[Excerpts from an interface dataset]

════════════════

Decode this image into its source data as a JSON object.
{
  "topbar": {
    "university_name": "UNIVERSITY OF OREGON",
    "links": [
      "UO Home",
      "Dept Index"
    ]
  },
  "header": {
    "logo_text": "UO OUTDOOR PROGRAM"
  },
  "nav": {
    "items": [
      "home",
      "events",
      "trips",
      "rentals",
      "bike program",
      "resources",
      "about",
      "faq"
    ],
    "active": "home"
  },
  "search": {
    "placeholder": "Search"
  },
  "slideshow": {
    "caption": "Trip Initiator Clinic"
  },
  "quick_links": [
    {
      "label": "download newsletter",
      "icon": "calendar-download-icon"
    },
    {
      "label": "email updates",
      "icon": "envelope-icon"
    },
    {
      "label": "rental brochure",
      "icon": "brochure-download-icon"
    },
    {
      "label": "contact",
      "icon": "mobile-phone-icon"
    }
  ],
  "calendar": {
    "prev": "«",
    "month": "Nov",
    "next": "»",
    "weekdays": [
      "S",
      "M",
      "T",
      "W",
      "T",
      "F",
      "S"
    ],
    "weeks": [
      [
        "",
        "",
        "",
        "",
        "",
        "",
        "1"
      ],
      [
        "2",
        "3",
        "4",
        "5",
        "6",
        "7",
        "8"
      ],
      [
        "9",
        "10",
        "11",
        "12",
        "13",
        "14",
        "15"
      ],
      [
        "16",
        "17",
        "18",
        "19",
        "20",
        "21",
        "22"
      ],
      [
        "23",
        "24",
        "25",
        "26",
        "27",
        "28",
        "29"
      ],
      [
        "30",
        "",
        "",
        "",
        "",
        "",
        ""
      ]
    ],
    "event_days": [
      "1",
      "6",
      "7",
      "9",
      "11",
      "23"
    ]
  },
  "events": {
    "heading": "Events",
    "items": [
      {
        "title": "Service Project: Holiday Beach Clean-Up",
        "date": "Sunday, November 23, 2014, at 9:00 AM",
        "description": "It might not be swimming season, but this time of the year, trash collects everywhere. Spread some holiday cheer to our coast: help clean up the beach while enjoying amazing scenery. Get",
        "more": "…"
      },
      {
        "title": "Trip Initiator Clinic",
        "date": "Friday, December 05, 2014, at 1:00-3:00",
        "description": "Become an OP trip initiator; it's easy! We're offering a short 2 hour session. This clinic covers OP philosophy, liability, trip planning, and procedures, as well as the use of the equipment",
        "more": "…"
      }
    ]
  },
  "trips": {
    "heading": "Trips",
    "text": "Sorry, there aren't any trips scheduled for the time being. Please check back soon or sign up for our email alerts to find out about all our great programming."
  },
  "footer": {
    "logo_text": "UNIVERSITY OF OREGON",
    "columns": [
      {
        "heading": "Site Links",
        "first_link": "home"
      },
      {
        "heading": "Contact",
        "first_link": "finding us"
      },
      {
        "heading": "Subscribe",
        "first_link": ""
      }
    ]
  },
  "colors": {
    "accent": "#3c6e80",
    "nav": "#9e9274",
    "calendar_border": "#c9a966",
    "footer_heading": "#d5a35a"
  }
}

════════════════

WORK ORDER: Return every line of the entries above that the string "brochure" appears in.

COMPLETED TASK:
      "label": "rental brochure",
      "icon": "brochure-download-icon"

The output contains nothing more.